**TASK ITEM**: In full and word for word, copy the records that follow.
━━━━━━━━━━━━━━━━
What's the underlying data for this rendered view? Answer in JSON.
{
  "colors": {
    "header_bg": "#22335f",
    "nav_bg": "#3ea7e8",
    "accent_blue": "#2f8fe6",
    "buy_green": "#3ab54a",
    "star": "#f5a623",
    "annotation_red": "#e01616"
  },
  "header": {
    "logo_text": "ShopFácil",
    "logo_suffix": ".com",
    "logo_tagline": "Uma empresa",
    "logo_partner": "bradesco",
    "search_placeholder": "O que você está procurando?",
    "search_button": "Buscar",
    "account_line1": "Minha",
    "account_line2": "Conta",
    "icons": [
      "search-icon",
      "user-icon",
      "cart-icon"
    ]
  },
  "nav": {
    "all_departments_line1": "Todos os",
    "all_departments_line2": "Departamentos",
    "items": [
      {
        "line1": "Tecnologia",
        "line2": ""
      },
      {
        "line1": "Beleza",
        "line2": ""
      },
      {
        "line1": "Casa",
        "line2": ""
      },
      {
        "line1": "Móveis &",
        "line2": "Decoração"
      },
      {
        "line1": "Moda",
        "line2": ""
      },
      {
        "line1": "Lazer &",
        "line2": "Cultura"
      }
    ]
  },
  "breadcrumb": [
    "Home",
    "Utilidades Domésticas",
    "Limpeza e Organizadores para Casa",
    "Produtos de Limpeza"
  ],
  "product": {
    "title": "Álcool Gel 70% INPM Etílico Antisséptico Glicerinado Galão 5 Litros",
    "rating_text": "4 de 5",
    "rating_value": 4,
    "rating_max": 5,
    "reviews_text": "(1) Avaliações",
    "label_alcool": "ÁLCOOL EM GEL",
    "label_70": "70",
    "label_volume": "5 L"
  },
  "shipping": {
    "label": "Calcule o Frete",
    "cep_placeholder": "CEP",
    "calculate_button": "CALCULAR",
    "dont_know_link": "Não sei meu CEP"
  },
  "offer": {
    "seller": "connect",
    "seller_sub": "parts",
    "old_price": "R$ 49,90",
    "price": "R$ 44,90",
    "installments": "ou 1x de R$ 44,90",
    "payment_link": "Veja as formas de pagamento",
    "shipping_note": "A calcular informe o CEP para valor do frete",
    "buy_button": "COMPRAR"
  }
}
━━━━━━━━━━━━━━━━
**FINISHED TASK**:
What's the underlying data for this rendered view? Answer in JSON.
{
  "colors": {
    "header_bg": "#22335f",
    "nav_bg": "#3ea7e8",
    "accent_blue": "#2f8fe6",
    "buy_green": "#3ab54a",
    "star": "#f5a623",
    "annotation_red": "#e01616"
  },
  "header": {
    "logo_text": "ShopFácil",
    "logo_suffix": ".com",
    "logo_tagline": "Uma empresa",
    "logo_partner": "bradesco",
    "search_placeholder": "O que você está procurando?",
    "search_button": "Buscar",
    "account_line1": "Minha",
    "account_line2": "Conta",
    "icons": [
      "search-icon",
      "user-icon",
      "cart-icon"
    ]
  },
  "nav": {
    "all_departments_line1": "Todos os",
    "all_departments_line2": "Departamentos",
    "items": [
      {
        "line1": "Tecnologia",
        "line2": ""
      },
      {
        "line1": "Beleza",
        "line2": ""
      },
      {
        "line1": "Casa",
        "line2": ""
      },
      {
        "line1": "Móveis &",
        "line2": "Decoração"
      },
      {
        "line1": "Moda",
        "line2": ""
      },
      {
        "line1": "Lazer &",
        "line2": "Cultura"
      }
    ]
  },
  "breadcrumb": [
    "Home",
    "Utilidades Domésticas",
    "Limpeza e Organizadores para Casa",
    "Produtos de Limpeza"
  ],
  "product": {
    "title": "Álcool Gel 70% INPM Etílico Antisséptico Glicerinado Galão 5 Litros",
    "rating_text": "4 de 5",
    "rating_value": 4,
    "rating_max": 5,
    "reviews_text": "(1) Avaliações",
    "label_alcool": "ÁLCOOL EM GEL",
    "label_70": "70",
    "label_volume": "5 L"
  },
  "shipping": {
    "label": "Calcule o Frete",
    "cep_placeholder": "CEP",
    "calculate_button": "CALCULAR",
    "dont_know_link": "Não sei meu CEP"
  },
  "offer": {
    "seller": "connect",
    "seller_sub": "parts",
    "old_price": "R$ 49,90",
    "price": "R$ 44,90",
    "installments": "ou 1x de R$ 44,90",
    "payment_link": "Veja as formas de pagamento",
    "shipping_note": "A calcular informe o CEP para valor do frete",
    "buy_button": "COMPRAR"
  }
}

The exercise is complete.